Australian Dakar rookie Michael Burgess has explained how a crash left him having to try and manually wind his roadbook for virtually the entirety of an especially challenging Stage 5.
On a 456km special from Riyadh and Al Qaisumah which proved to be the toughest task so far as predicted, Burgess had even more difficulty to contend with due to an early spill on his BAS Dakar KTM.
He nevertheless is an unchanged 38th in the general classification, 4:09:35s back from the lead.
“Tough day on the bike,” said Burgess.
“I had a crash about 700m into the special and broke my roadbook, so I had to manually scroll it all day.
“I had to sort of rely on other riders early on to navigate, because the rocks were so big and just relentless – they were everywhere – so I couldn’t roll my roadbook and ride at the same time.
“Got a bit lost, and a bit silly, too. We weren’t even going in the right direction of the cap, I was just sort of following a bloke, and in the end, I worked it out but everyone had caught up.

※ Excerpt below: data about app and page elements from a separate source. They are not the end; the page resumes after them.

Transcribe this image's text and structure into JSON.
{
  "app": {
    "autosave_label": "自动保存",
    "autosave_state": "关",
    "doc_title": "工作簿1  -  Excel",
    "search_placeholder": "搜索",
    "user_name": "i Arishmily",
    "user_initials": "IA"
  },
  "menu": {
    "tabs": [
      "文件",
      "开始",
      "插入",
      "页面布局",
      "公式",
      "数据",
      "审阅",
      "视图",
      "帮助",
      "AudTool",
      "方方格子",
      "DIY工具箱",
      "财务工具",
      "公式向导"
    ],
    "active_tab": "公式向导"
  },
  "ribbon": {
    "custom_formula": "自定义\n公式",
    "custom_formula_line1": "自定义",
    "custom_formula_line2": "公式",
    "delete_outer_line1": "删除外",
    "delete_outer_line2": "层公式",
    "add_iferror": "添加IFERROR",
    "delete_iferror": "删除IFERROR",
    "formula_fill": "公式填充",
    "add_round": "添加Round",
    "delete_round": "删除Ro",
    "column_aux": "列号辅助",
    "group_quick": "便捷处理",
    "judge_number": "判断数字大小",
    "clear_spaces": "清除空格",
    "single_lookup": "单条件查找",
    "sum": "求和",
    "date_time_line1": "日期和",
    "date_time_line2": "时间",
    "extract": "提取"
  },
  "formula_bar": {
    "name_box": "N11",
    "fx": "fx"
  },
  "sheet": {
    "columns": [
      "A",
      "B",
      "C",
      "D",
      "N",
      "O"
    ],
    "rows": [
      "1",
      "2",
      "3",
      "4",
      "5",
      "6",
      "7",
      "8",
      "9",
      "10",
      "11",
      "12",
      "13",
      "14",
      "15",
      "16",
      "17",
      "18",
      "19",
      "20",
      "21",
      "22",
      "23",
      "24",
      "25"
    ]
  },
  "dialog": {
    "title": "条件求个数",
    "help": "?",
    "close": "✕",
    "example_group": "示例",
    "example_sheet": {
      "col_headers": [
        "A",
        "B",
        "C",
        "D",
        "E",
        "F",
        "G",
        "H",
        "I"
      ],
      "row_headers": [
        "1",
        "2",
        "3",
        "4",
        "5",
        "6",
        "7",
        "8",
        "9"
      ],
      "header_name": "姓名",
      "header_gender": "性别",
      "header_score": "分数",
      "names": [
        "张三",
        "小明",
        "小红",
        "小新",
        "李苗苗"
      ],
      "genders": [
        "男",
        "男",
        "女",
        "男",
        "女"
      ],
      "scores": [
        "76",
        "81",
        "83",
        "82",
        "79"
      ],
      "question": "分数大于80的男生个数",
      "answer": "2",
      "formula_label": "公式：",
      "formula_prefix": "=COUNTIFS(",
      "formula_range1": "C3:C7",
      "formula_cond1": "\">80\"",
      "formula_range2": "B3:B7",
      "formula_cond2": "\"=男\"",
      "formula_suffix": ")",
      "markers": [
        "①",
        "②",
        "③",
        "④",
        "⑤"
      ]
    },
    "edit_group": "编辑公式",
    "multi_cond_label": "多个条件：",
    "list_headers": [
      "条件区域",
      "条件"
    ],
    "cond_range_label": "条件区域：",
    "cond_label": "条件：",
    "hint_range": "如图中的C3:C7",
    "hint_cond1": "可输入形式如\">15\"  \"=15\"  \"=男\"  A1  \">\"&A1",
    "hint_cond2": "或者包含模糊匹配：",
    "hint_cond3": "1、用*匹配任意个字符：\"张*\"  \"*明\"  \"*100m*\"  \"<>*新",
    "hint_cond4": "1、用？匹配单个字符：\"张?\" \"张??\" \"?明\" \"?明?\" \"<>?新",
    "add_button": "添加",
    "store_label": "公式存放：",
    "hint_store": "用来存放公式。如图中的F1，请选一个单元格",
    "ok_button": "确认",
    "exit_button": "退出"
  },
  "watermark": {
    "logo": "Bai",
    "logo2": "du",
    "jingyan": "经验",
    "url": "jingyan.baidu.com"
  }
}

“So, I just sort of tapped on to everybody and then just made a bit of a pass on them before the fuel stop so I could actually get out on my own when exiting the fuel stop.”
The stage became easier thereafter, although Burgess still had to be careful given his roadbook handicap.
“We went out into the open faster stuff and I had no one in front of me, so I could just concentrate on getting a bit of a system happening, rolling the roadbook,” he added.
“Obviously, I couldn’t ride [normally], I was just riding quite tentative because trying to dodge rocks, look at the roadbook, scroll the roadbook, make sure I was getting the waypoints and all that sort of stuff…
“The navigation’s hard this year, seriously hard; the terrain is pretty gnarly, like it’s pretty next level stuff.
“Someone in the bivouac that’s been with Dakar a fair while said that it’s good to see Dakar back to it’s old, so that’s good, I’m getting the full experience, so happy days.”
A shortened Stage 6 starts this evening (AEDT).